“In spite of recent advances in medical care, adults with Down syndrome continue to face very significant challenges including a markedly increased risk of Alzheimer disease,” said Brian Skotko, MD, MPP, the Emma Campbell Endowed Chair on Down Syndrome at Massachusetts General Hospital (MGH) and director of the MGH Down Syndrome Program. “More research is needed to determine the factors behind this disparity, leading to better treatments for adults with Down syndrome.”
Diagnosing Alzheimer’s is complex including in people with Down syndrome. With no single test currently available, diagnosis is based on an individual’s history, physical examination and cognitive testing. The LIFE-DSR study will observe adults with Down syndrome to validate tests of cognition and function designed specifically for adults with Down syndrome.
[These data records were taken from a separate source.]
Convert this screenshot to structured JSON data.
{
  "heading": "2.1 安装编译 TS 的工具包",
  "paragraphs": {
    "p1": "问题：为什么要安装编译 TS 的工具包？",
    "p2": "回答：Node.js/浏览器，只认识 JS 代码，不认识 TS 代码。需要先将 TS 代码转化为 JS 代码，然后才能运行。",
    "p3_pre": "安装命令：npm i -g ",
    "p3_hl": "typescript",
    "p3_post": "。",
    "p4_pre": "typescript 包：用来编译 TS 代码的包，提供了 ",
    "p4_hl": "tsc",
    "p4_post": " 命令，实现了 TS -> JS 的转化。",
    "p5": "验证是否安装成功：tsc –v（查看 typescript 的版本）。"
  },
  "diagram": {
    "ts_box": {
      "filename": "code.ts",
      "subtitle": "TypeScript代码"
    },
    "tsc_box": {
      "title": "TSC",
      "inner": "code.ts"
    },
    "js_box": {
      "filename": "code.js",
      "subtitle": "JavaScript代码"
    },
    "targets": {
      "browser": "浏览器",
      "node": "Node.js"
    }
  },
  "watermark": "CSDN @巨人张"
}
The DS-CTN will also collect blood samples from all study participants to aid in the development of blood tests for Alzheimer disease.
“We believe that the DS-CTN will open up greater access to clinical research for people with Down syndrome and that is why LuMind IDSC is excited to be providing funding and leadership for the first study in the network, the LIFE-DSR study,” said Hampus Hillerstrom, LuMind IDSC chief executive officer.
The LIFE-DSR study is looking to enroll adults over 25 years of age with DS. Health care professionals, families and people with Down syndrome interested in participating in the MGH Down Syndrome Program study, contact 617-726-7954 or LIFE-DSR@partners.org.
The DS-CTN is sponsored by the Alana Foundation and biopharmaceutical companies, AC Immune and Lundbeck with $3 million in initial funding and direction is provided by LuMind IDSC.
For more information about the DS-CTN visit DS-CTN.org.